■ **INSTRUCTIONS TO FOLLOW**:
The records below are to be duplicated exactly as they appear.

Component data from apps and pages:
______

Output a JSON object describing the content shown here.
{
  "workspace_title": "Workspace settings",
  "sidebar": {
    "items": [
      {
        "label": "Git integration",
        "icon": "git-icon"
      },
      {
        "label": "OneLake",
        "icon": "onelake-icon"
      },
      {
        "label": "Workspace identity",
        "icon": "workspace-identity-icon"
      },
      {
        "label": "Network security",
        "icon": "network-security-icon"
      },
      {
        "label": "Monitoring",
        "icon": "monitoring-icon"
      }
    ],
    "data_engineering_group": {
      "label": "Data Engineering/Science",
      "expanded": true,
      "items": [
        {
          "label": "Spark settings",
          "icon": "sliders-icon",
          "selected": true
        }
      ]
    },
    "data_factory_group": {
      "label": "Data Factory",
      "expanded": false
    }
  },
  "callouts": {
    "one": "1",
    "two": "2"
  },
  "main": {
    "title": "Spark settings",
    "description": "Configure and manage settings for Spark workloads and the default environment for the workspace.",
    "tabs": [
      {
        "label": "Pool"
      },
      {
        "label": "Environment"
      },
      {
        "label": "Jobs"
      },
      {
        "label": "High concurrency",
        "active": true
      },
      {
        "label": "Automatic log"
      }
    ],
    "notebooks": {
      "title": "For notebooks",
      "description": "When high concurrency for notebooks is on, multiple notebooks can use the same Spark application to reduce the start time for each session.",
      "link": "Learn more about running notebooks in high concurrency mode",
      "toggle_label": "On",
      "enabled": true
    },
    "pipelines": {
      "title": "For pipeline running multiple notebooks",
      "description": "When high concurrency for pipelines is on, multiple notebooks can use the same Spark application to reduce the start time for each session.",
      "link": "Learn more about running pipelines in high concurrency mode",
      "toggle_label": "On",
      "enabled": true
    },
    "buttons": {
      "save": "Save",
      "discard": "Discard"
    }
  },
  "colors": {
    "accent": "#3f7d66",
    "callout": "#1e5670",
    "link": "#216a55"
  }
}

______

■ **COMPLETED TASK**:
Output a JSON object describing the content shown here.
{
  "workspace_title": "Workspace settings",
  "sidebar": {
    "items": [
      {
        "label": "Git integration",
        "icon": "git-icon"
      },
      {
        "label": "OneLake",
        "icon": "onelake-icon"
      },
      {
        "label": "Workspace identity",
        "icon": "workspace-identity-icon"
      },
      {
        "label": "Network security",
        "icon": "network-security-icon"
      },
      {
        "label": "Monitoring",
        "icon": "monitoring-icon"
      }
    ],
    "data_engineering_group": {
      "label": "Data Engineering/Science",
      "expanded": true,
      "items": [
        {
          "label": "Spark settings",
          "icon": "sliders-icon",
          "selected": true
        }
      ]
    },
    "data_factory_group": {
      "label": "Data Factory",
      "expanded": false
    }
  },
  "callouts": {
    "one": "1",
    "two": "2"
  },
  "main": {
    "title": "Spark settings",
    "description": "Configure and manage settings for Spark workloads and the default environment for the workspace.",
    "tabs": [
      {
        "label": "Pool"
      },
      {
        "label": "Environment"
      },
      {
        "label": "Jobs"
      },
      {
        "label": "High concurrency",
        "active": true
      },
      {
        "label": "Automatic log"
      }
    ],
    "notebooks": {
      "title": "For notebooks",
      "description": "When high concurrency for notebooks is on, multiple notebooks can use the same Spark application to reduce the start time for each session.",
      "link": "Learn more about running notebooks in high concurrency mode",
      "toggle_label": "On",
      "enabled": true
    },
    "pipelines": {
      "title": "For pipeline running multiple notebooks",
      "description": "When high concurrency for pipelines is on, multiple notebooks can use the same Spark application to reduce the start time for each session.",
      "link": "Learn more about running pipelines in high concurrency mode",
      "toggle_label": "On",
      "enabled": true
    },
    "buttons": {
      "save": "Save",
      "discard": "Discard"
    }
  },
  "colors": {
    "accent": "#3f7d66",
    "callout": "#1e5670",
    "link": "#216a55"
  }
}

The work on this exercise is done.